.....Advertisement.....
.....Advertisement.....

Local News

  • County budget over $700K in the hole

    It went almost unnoticed at last week’s Levy County Commission meeting when Sheriff’s Maj. Evan Sullivan said the county budget is running a $732,358 deficit in the first three months of the year.
    Sullivan made the comment while announcing Sheriff Johnny Smith will not charge county and city agencies for dispatch services starting this fall as had been previously announced.
    “We know there’s an issue,” Sullivan said, referring to the money crunch.

  • Morriston author will be at FOL book sale Saturday

     By Drollene Brown
    Special to the Pioneer

    Morriston resident Butch Mayes, author of The Ultimate Metal Detector Book: A Treasure Hunter’s Guide, will appear at the Friends of the Williston Public Library book fair Saturday, April 1. The monthly event is held at the Williston Community Center, next door to Williston City Hall (behind Walgreen's).

  • Judge’s son likely new city attorney

    To judge by the comments after the Williston City Council interviewed three candidates for the City Attorney job Frederick J Koberlein Jr., son of a Dixie County judge, is the preferred choice for the position.
    The council interviewed three candidates on Thursday, March 24, and when they were done, some members were ready to vote on their choice among attorneys Koberlein of Lake City, Heather Christman of Winter Haven, and James T. “Ted” Schatt of Ocala.  

  • LARC lobbies for funding:

    Betty Walker was the last to step on the bus leaving for Tallahassee. The faces of the passengers, clients of the Levy Association for Retarded Citizens, lit up when they saw her short frame come in to view.
    “Does anybody know why we’re going to Tallahassee?” Walker asked.
    “Yeah, for support!” replied a voice from the back. “We don’t want our services cut at all. We want funding.”

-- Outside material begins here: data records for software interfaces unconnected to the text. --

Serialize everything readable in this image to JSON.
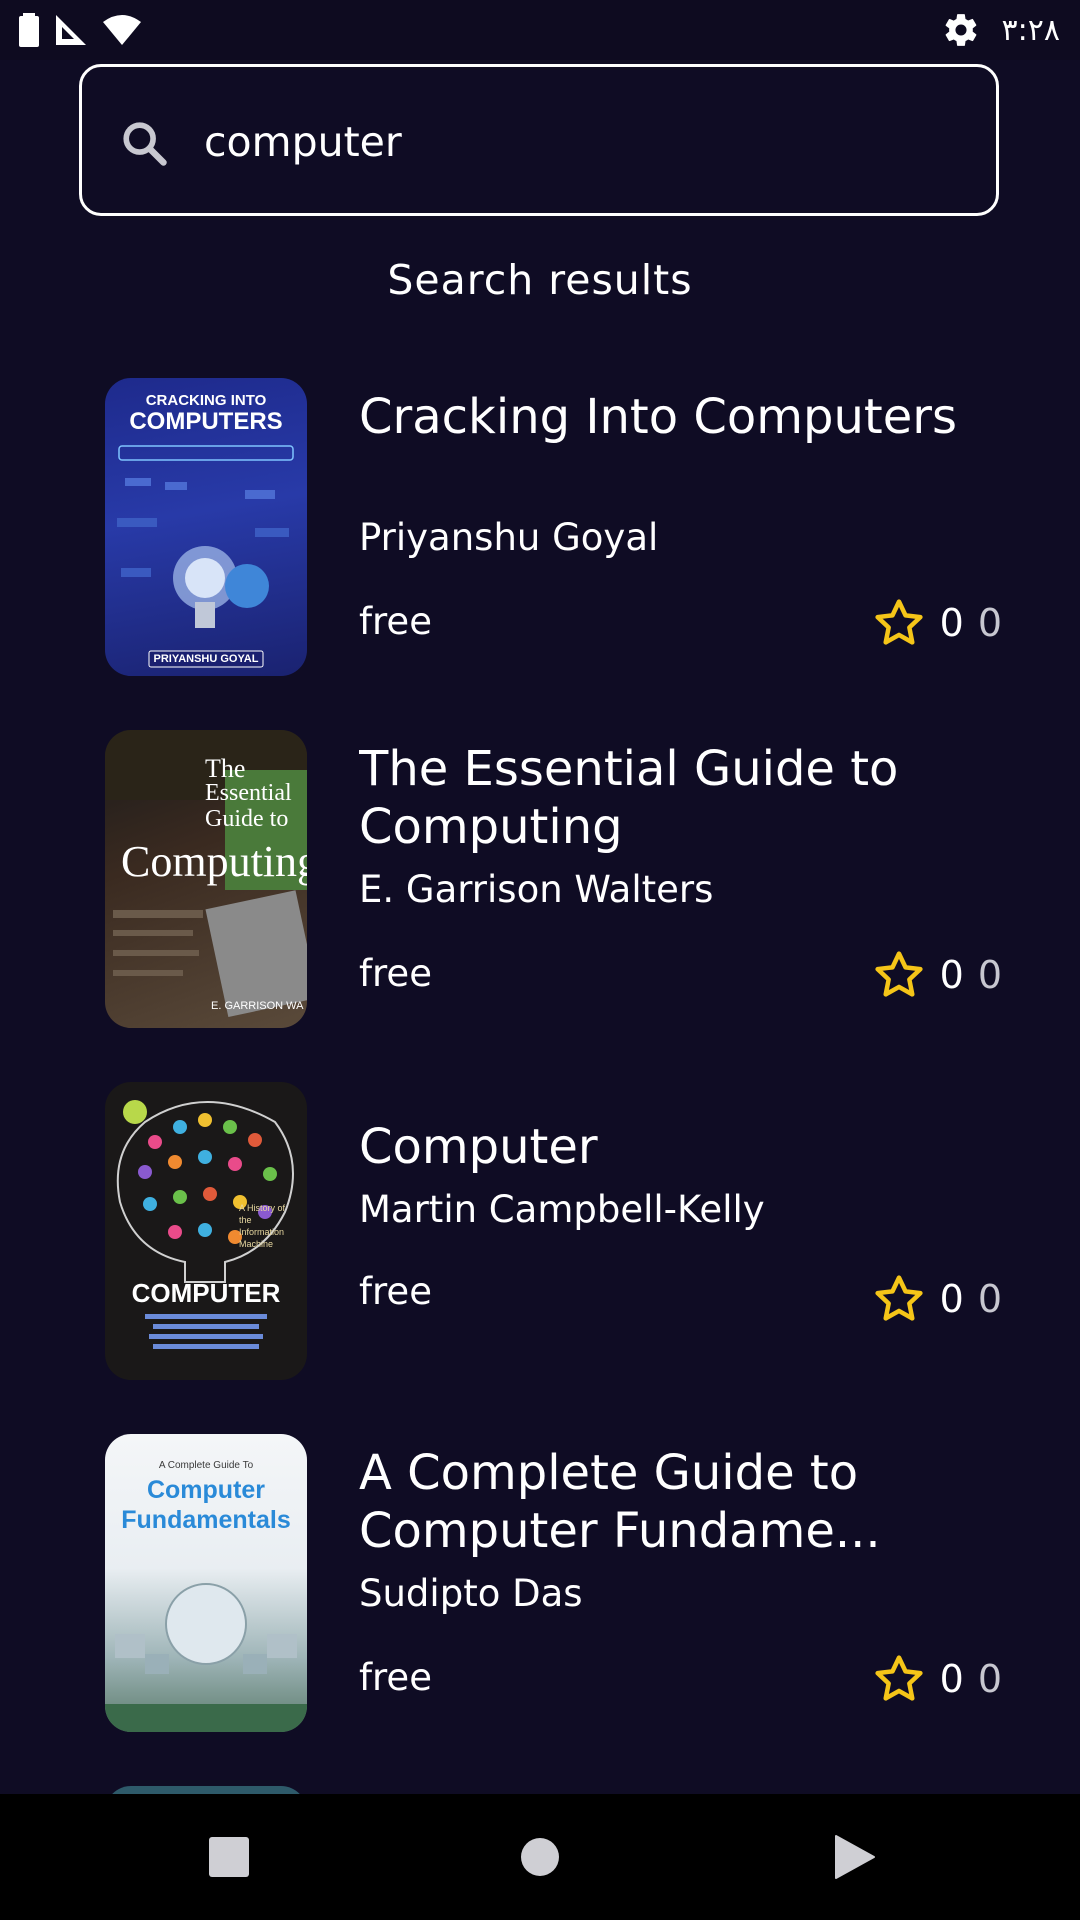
{
  "status_bar": {
    "time": "۳:۲۸"
  },
  "search": {
    "query": "computer"
  },
  "section_title": "Search results",
  "cover_texts": {
    "book1": {
      "top": "CRACKING INTO",
      "main": "COMPUTERS",
      "author": "PRIYANSHU GOYAL"
    },
    "book2": {
      "line1": "The",
      "line2": "Essential",
      "line3": "Guide to",
      "main": "Computing",
      "author": "E. GARRISON WA"
    },
    "book3": {
      "main": "COMPUTER",
      "sub": "A History of the Information Machine"
    },
    "book4": {
      "top": "A Complete Guide To",
      "line1": "Computer",
      "line2": "Fundamentals"
    }
  },
  "books": [
    {
      "title": "Cracking Into Computers",
      "author": "Priyanshu Goyal",
      "price": "free",
      "rating": "0",
      "count": "0"
    },
    {
      "title": "The Essential Guide to Computing",
      "author": "E. Garrison Walters",
      "price": "free",
      "rating": "0",
      "count": "0"
    },
    {
      "title": "Computer",
      "author": "Martin Campbell-Kelly",
      "price": "free",
      "rating": "0",
      "count": "0"
    },
    {
      "title": "A Complete Guide to Computer Fundame...",
      "author": "Sudipto Das",
      "price": "free",
      "rating": "0",
      "count": "0"
    }
  ],
  "colors": {
    "background": "#0f0c24",
    "star": "#f5c518",
    "nav_bar": "#000000"
  },
  "icons": {
    "battery": "battery-icon",
    "signal": "signal-icon",
    "wifi": "wifi-icon",
    "settings": "gear-icon",
    "search": "search-icon",
    "star": "star-outline-icon",
    "recents": "square-icon",
    "home": "circle-icon",
    "back": "triangle-icon"
  }
}
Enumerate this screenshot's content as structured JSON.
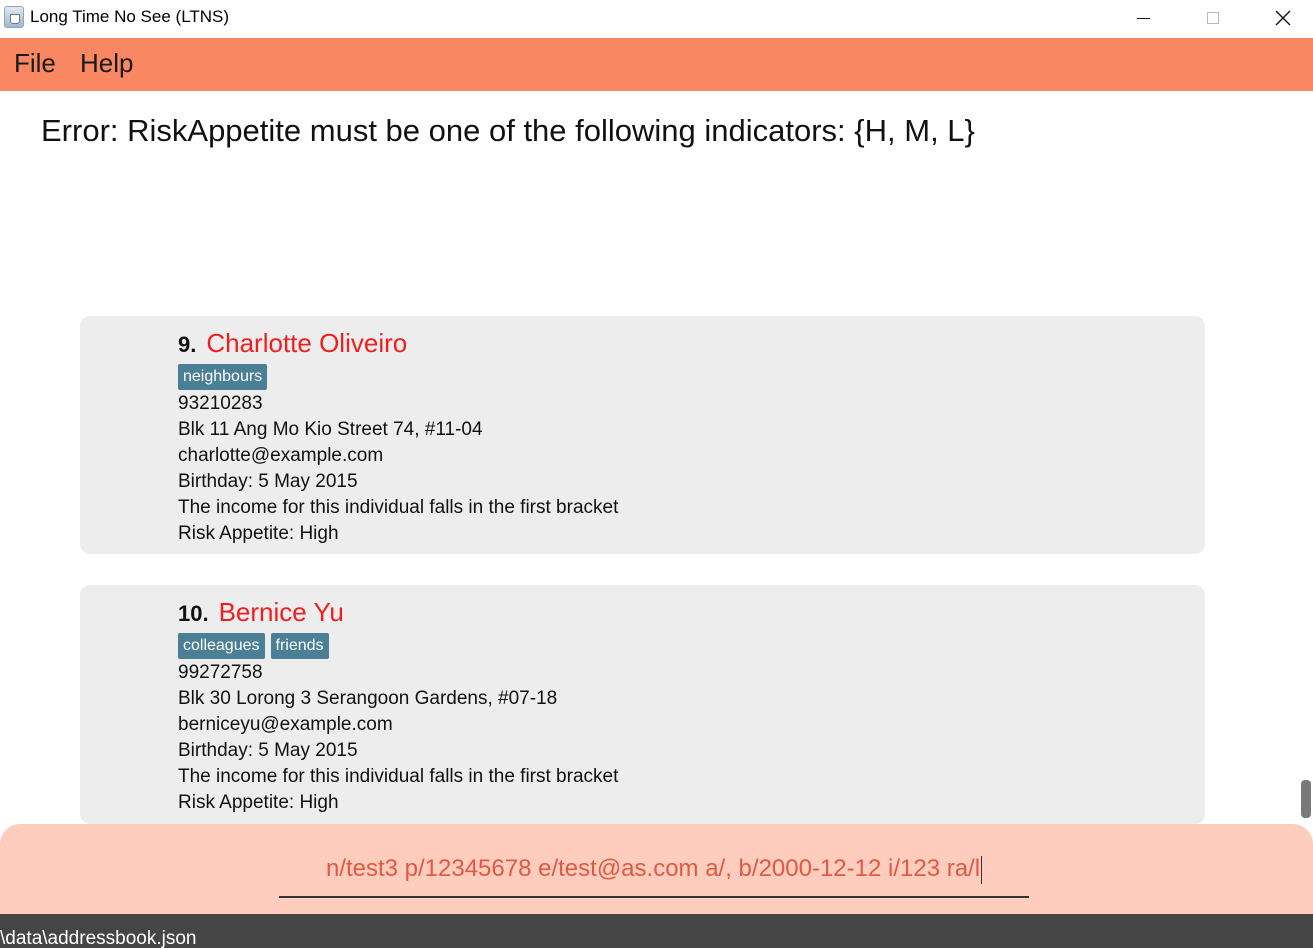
{
  "window": {
    "title": "Long Time No See (LTNS)"
  },
  "menu": {
    "file": "File",
    "help": "Help"
  },
  "result": {
    "message": "Error: RiskAppetite must be one of the following indicators: {H, M, L}"
  },
  "persons": [
    {
      "index": "9.",
      "name": "Charlotte Oliveiro",
      "tags": [
        "neighbours"
      ],
      "phone": "93210283",
      "address": "Blk 11 Ang Mo Kio Street 74, #11-04",
      "email": "charlotte@example.com",
      "birthday": "Birthday: 5 May 2015",
      "income": "The income for this individual falls in the first bracket",
      "risk": "Risk Appetite: High"
    },
    {
      "index": "10.",
      "name": "Bernice Yu",
      "tags": [
        "colleagues",
        "friends"
      ],
      "phone": "99272758",
      "address": "Blk 30 Lorong 3 Serangoon Gardens, #07-18",
      "email": "berniceyu@example.com",
      "birthday": "Birthday: 5 May 2015",
      "income": "The income for this individual falls in the first bracket",
      "risk": "Risk Appetite: High"
    }
  ],
  "command": {
    "value": "n/test3 p/12345678 e/test@as.com a/, b/2000-12-12 i/123 ra/l"
  },
  "status": {
    "path": "\\data\\addressbook.json"
  },
  "colors": {
    "menubar": "#f98762",
    "command_panel": "#fecdbd",
    "name": "#f01e1e",
    "tag": "#4a7f95",
    "statusbar": "#454545"
  }
}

  • Levy unemployment drops to 11.4%

    Unemployment in Levy County dropped to 11.4 percent in February, a figure not seen for at least two years.

  • Coyotes on the prowl

    Twenty-five years ago, many Floridians might have thought of coyotes as animals scratching out a living amid the arid landscapes of the Southwestern United States. After all, it was usually a desert mesa that Wily Coyote plummeted from in pursuit of the Roadrunner, not the top of a cabbage palm or granddaddy oak.
    But sometime in the late 1980s, biologists started documenting the movements of coyotes to the southeastern part of the country.

  • Homemakers protest drug testing

    A homemakers group — with most members over age 55 — took the Levy County Commission to task for requiring they provide urine samples for drug tests in order to do volunteer work in the county’s libraries.

  • Sheriff won’t charge for dispatch — this year

    The Levy County Sheriff’s Office has decided not to charge local police and fire agencies for its dispatch services in the coming fiscal year as planned.
    Previously, Sheriff Johnny Smith had told municipal police and fire, and county fire and emergency medical services that their agencies would have to pay as much as $40,000 a year for dispatch services now provided free by his department. The charges were to start Oct. 1 and every agency would be required to purchase a $7,500 software program to become part of the sheriff’s silent dispatch system.

  • All aboard

    Chunky Pond, Levyville, Bronson–no matter what it was called, it was always the centerpiece of Levy County.
    That was but one of the hundreds of historical snippets shared Saturday as Levy County celebrated the 150th anniversary of the Atlantic to the Gulf Railroad that connected Fernadina Beach to Cedar Key.
    The brainchild of David Levy Yulee, Florida senator and the first Jewish member of Congress, the railroad began in 1856 and after several starts-stops, at last reached Cedar Key in 1861.

  • Public hearing slated for April 4 Tarmac mine

    By Mike Wright
    Special to the Pioneer

    Every day thousands of vehicles crawl through downtown Crystal River as they head north or south.
    City officials are cringing at the thought of adding heavy rock trucks to that mix.
    A company’s proposal for a limestone mine just north of Inglis includes promises of up to 250 trucks per day heading south on U.S. 19 through Crystal River — and the same amount returning empty to the quarry.